Another option is LDL apheresis, a process of separating and removing LDL cholesterol from the blood that acutely lowers LDL cholesterol levels and has been shown to lower Lp(a) levels, according to the statement. It is sometimes used in patients with elevated Lp(a) levels and recurrent cardiovascular events but is more common in Europe than in the United States.

Patients with high Lp(a) levels but no other significant risk factors can appear to be very healthy, noted Dr. Berman, who led a review of Lp(a)'s role in cardiovascular disease in the September 2019 Current Opinion in Cardiology. Knowing that they have this added risk factor can trigger a discussion about risk-lowering strategies, he said, including stressing the importance of lifestyle modifications. In addition to lipid-lowering therapy, physicians should also more strongly consider aspirin therapy in patients who have elevated Lp(a) levels.

“Elevated Lp(a) could strengthen the argument for prescribing a statin to a patient with overall borderline cardiovascular risk,” he said. “It can also tip the scales to intervene early in patients with a family history of premature atherosclerotic heart disease.”

New treatments on the horizon

Recent studies have uncovered new information about Lp(a)'s role in heart disease, which is helping to inform development of novel therapies. In one study, published in the March 19, 2019, Circulation, investigators looked at associations between Lp(a) levels and first myocardial infarctions in thousands of patients across seven ethnicities.

The study confirmed an association between having an Lp(a) level of 50 mg/dL or more and experiencing a first myocardial infarction. Although levels were higher among Africans than other ethnic groups, Lp(a) was found to be a risk factor regardless of ethnicity.

A second industry-funded study, published in the same issue, pointed to PCSK9 as a potential therapy. The study found that the PCSK9 inhibitor evolocumab, which is known to effectively lower LDL cholesterol levels, significantly reduced Lp(a) levels when combined with statin therapy in patients with higher baseline levels and established atherosclerotic cardiovascular disease.

Antisense agents, which inhibit production of Lp(a), also show promise as future therapies.

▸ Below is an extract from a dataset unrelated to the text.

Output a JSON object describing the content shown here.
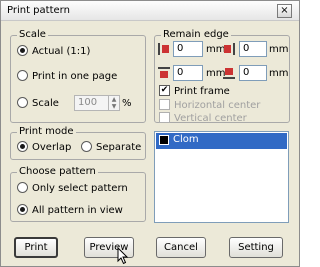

Results from a phase 2 industry-funded trial of the antisense agent APO(a)-LRx, published in the Jan. 16 New England Journal of Medicine, reported reductions ranging from 35% to 80% in patients with elevated baseline levels of Lp(a) and established cardiovascular disease.

The potential for new therapies to be approved over the next several years is another reason for internists to start taking Lp(a) seriously, said Dr. Sperling.

“Out of the many things we can measure today, Lp(a) is one of the more important cardiovascular risk-enhancing factors for internists to be aware of,” he said. “The evidence supports measuring it in high-risk subgroups and, if we detect it early, we can raise awareness and be more aggressive about heart disease prevention at a younger age.”